    Hanß, S ; Spinks, J ; Wouk, EH ; Wouk, EH ; Spinks, J (Manchester University Press, 2023-06-06)

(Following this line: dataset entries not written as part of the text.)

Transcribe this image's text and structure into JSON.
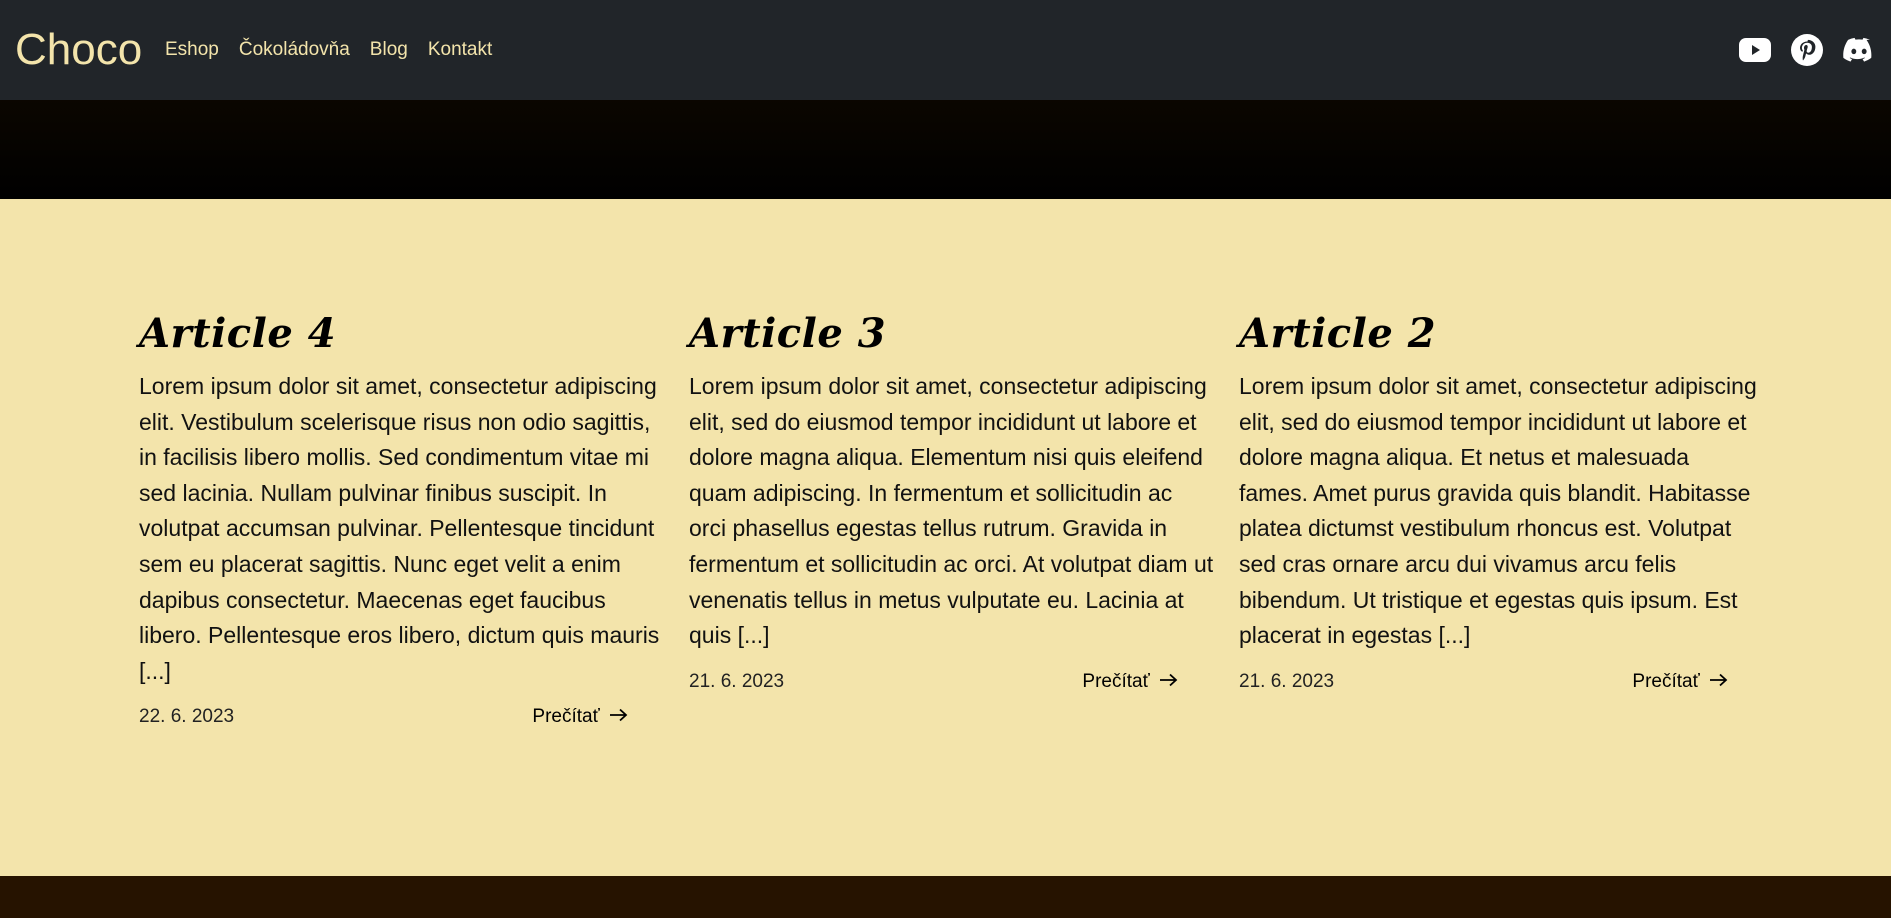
{
  "brand": "Choco",
  "nav": [
    "Eshop",
    "Čokoládovňa",
    "Blog",
    "Kontakt"
  ],
  "social": [
    "youtube-icon",
    "pinterest-icon",
    "discord-icon"
  ],
  "colors": {
    "navbar": "#212529",
    "accent": "#f3e4ab",
    "background": "#f3e4ab",
    "footer": "#261300"
  },
  "articles": [
    {
      "title": "Article 4",
      "text": "Lorem ipsum dolor sit amet, consectetur adipiscing elit. Vestibulum scelerisque risus non odio sagittis, in facilisis libero mollis. Sed condimentum vitae mi sed lacinia. Nullam pulvinar finibus suscipit. In volutpat accumsan pulvinar. Pellentesque tincidunt sem eu placerat sagittis. Nunc eget velit a enim dapibus consectetur. Maecenas eget faucibus libero. Pellentesque eros libero, dictum quis mauris [...]",
      "date": "22. 6. 2023",
      "read_more": "Prečítať"
    },
    {
      "title": "Article 3",
      "text": "Lorem ipsum dolor sit amet, consectetur adipiscing elit, sed do eiusmod tempor incididunt ut labore et dolore magna aliqua. Elementum nisi quis eleifend quam adipiscing. In fermentum et sollicitudin ac orci phasellus egestas tellus rutrum. Gravida in fermentum et sollicitudin ac orci. At volutpat diam ut venenatis tellus in metus vulputate eu. Lacinia at quis [...]",
      "date": "21. 6. 2023",
      "read_more": "Prečítať"
    },
    {
      "title": "Article 2",
      "text": "Lorem ipsum dolor sit amet, consectetur adipiscing elit, sed do eiusmod tempor incididunt ut labore et dolore magna aliqua. Et netus et malesuada fames. Amet purus gravida quis blandit. Habitasse platea dictumst vestibulum rhoncus est. Volutpat sed cras ornare arcu dui vivamus arcu felis bibendum. Ut tristique et egestas quis ipsum. Est placerat in egestas [...]",
      "date": "21. 6. 2023",
      "read_more": "Prečítať"
    }
  ]
}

    The painter and printmaker Albrecht Dürer is one of the most important figures of the German Renaissance. This book accompanies the first major exhibition of the Whitworth art gallery's outstanding Dürer collection in over half a century. It offers a new perspective on Dürer as an intense observer of the worlds of manufacture, design and trade that fill his graphic art. Artworks and artefacts examined here expose understudied aspects of Dürer's art and practice, including his attentive examination of objects of daily domestic use, his involvement in economies of local manufacture and exchange, the microarchitectures of local craft and, finally, his attention to cultures of natural and philosophical inquiry and learning.